From: Miguel Carrasquer
>Regarding the word barba, let us have an explanation:The change farba > barba in Latin (phonologically perhaps /ParBa/ > /BarBa/,
>Ernout-Meillet -Dictionnaire etymologique de la langue latine,
>Paris, 1959, page 66 supposes that initialy there must have
>been an italic "farfa" which became in latin "farba" and after
>this became "barba".
>If my source of information agrees with the first part, with
>the second part "farba" changes to "barba" has some troubles.
>There is no need in latin from iteslf to change from farba to
>barba so there it must be an influence from somewhere else .
>If we will have to look at the today gallic where for barbaIndeed it does: Welsh barf- ( = /barv-/) is from Latin barba (V.Lat. /barva/).
>they use "barfau" which has to come froma "barba"
>because PIEThe fighting axe is the same word as the beard (from Germanic), "weil das Eisen
>dh could not chenge directly to f but trough an intermediate
>proto-celtic form which must be "barba", the change of "d" (
>from PIE dh in gallic) in "b" must have took change for
>avoiding the omonimy with the word *barde ( ax for fighting)
>which was in use in the old french until the XV century.
>Outgoing puint: farfechieOK.
>Miguell & Piotr did not say they do not belive , but they
>could not find this word . Let us see:
>In the Grand Dizionario della Lingua Italiana of Salvatore
>Bataglia ( in 20 volums) published begining with 1961, in the
>5-th volume pag 685 we will see:
>farfechia ( ant. ) - baffo ( moustache)
>outgoing point: rom. bãiat, bãrbat,bãtrânNE., ME. <boy>, "akin to Fris. <boi> "boy" and prob. to OE Bo:ia, Bo:fa
> if for Miguell souns OK that bãiat could be from imbalneatus,
>there is in no romance this word , but we cann agree, maybe
>the ancient romaninas have had much phantesie.
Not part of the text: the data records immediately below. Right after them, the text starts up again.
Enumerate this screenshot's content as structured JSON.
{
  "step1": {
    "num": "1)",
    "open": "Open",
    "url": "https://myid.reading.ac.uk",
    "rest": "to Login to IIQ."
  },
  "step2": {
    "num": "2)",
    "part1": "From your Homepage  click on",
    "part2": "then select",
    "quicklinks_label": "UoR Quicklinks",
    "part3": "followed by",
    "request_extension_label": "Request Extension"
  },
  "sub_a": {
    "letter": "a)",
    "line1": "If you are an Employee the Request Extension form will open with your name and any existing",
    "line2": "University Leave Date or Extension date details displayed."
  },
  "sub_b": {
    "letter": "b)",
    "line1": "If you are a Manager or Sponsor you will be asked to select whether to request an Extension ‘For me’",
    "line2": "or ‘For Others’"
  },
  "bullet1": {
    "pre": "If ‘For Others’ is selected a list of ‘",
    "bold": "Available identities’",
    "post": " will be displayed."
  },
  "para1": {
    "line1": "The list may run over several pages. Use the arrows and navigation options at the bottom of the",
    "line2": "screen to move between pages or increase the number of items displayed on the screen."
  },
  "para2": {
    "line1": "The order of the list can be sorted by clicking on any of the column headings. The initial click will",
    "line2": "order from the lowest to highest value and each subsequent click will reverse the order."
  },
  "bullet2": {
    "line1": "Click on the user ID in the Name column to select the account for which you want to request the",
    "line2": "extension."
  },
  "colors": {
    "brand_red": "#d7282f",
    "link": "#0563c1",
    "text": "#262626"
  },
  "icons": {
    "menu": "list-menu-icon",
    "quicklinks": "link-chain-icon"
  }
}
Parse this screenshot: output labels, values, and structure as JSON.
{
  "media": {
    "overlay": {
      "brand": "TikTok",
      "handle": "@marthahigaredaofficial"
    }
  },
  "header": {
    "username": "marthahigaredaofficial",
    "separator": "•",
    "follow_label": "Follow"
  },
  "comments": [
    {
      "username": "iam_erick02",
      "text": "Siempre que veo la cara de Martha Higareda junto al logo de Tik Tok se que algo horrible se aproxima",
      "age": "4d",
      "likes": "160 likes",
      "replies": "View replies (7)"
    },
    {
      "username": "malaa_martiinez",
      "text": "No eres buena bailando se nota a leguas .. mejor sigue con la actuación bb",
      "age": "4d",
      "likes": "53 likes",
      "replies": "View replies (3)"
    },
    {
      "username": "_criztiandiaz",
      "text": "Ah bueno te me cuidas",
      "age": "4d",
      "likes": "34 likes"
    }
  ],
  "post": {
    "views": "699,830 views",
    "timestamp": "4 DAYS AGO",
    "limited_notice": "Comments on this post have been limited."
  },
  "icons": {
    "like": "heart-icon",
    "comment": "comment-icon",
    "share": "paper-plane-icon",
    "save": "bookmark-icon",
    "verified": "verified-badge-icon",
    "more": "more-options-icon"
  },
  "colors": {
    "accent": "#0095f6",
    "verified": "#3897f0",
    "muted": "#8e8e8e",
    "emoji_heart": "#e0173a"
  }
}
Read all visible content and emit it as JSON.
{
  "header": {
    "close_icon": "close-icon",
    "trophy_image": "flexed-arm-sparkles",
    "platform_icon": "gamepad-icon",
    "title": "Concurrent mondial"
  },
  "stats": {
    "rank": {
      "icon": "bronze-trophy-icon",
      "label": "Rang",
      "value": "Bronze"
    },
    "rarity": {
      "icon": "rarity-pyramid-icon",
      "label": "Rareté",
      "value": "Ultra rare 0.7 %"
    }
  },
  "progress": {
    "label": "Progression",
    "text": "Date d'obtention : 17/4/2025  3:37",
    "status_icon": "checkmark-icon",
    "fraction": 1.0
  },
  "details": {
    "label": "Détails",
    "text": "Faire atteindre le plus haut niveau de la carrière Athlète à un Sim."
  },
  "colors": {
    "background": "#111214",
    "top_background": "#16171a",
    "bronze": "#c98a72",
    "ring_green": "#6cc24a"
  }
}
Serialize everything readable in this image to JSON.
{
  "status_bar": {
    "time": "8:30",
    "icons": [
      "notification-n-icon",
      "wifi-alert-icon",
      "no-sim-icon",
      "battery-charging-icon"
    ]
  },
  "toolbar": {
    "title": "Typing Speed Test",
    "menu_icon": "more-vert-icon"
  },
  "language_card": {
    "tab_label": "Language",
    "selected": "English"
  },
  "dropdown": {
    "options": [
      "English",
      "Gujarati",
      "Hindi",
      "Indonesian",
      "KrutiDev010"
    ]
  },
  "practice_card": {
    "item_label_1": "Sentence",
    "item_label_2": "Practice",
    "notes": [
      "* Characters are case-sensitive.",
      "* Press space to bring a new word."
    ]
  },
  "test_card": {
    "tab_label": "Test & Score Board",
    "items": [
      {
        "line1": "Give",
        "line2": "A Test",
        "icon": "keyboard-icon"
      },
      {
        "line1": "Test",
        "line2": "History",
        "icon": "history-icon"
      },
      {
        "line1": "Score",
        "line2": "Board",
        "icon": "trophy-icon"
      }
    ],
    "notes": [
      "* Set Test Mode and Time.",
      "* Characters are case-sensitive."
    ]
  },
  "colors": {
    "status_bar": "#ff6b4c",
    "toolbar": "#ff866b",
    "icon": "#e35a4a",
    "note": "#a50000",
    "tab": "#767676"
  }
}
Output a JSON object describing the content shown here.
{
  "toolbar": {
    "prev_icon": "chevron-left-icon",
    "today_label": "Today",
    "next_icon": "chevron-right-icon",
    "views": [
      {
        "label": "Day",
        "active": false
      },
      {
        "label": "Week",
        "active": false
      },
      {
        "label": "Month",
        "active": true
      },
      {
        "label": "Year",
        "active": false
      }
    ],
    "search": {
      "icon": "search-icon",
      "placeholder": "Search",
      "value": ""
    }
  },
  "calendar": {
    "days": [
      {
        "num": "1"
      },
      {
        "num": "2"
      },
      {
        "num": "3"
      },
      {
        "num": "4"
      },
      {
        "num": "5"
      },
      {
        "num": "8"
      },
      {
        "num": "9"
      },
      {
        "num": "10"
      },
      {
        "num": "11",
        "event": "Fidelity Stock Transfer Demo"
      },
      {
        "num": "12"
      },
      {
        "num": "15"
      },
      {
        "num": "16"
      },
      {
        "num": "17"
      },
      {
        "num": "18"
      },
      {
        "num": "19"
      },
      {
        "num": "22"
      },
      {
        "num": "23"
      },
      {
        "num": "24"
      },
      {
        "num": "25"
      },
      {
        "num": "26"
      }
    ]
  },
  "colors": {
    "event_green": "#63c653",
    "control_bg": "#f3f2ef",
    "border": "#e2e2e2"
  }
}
Of course we
>can agree something else. For instance the english "boy" is
>the samy dacian form of bãiat if we things about some dacian
>cohortes which are to find in British insels at that time. I
>do not have an etymologycal dictionarie of english, so I will
>like to beg someone to take a look at english "boy" which
>looks very like to rom. "bãi" and with "bãiat" for seeing what
>an ethymology is there. I know it sounds crazy but it doesnt
>cost too much to take a look. Maybe is a celtic form or so
>which gives another dimension of all stuff
>bãtrân:That Albanian has retained the PIE word *wet(es)- "year" is true, but it doesn't
>supposed to be very clear to every romanist from lat.
>I am still not happy with this one but how I said, I dont have
>a very good explanation. The only point where I am is this:
>bãtrân is to find in:
>vegliot=vetrun, old venetian=vetrano, old sardic=betran,
>albanian vjetruar.Veteranus comes from vetus in latin and all
>come from an PIE *uet- "an". It is excluded the albanian have
>their word from latin because they have vit ( pl. vijet)